DIRECTIONS FOR THIS TASK – Make an exact copy of the records, leaving out the images.

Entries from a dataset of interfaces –
=== Section Start ===

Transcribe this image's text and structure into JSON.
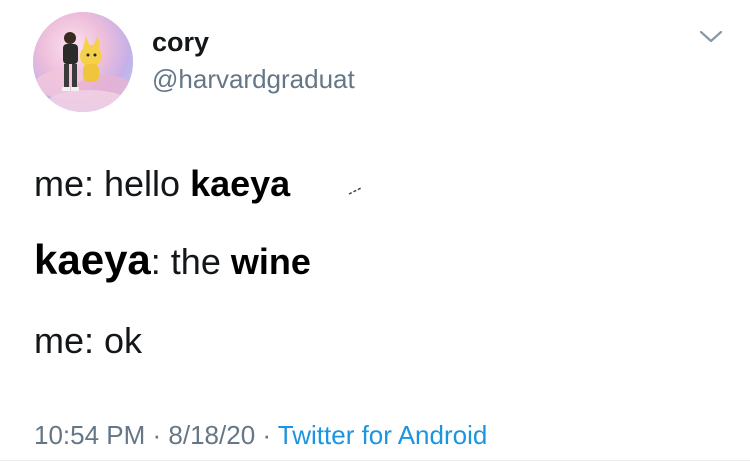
{
  "author": {
    "display_name": "cory",
    "handle": "@harvardgraduat",
    "avatar_icon": "avatar-photo"
  },
  "menu_icon": "chevron-down-icon",
  "tweet_lines": [
    {
      "prefix": "me: hello ",
      "emphasis": "kaeya"
    },
    {
      "speaker": "kaeya",
      "middle": ": the ",
      "emphasis": "wine"
    },
    {
      "text": "me: ok"
    }
  ],
  "meta": {
    "time": "10:54 PM",
    "separator": " · ",
    "date": "8/18/20",
    "source": "Twitter for Android"
  },
  "colors": {
    "text_primary": "#14171a",
    "text_secondary": "#657786",
    "link": "#1b95e0",
    "background": "#ffffff"
  }
}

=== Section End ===

WORKED SOLUTION –
Transcribe this image's text and structure into JSON.
{
  "author": {
    "display_name": "cory",
    "handle": "@harvardgraduat",
    "avatar_icon": "avatar-photo"
  },
  "menu_icon": "chevron-down-icon",
  "tweet_lines": [
    {
      "prefix": "me: hello ",
      "emphasis": "kaeya"
    },
    {
      "speaker": "kaeya",
      "middle": ": the ",
      "emphasis": "wine"
    },
    {
      "text": "me: ok"
    }
  ],
  "meta": {
    "time": "10:54 PM",
    "separator": " · ",
    "date": "8/18/20",
    "source": "Twitter for Android"
  },
  "colors": {
    "text_primary": "#14171a",
    "text_secondary": "#657786",
    "link": "#1b95e0",
    "background": "#ffffff"
  }
}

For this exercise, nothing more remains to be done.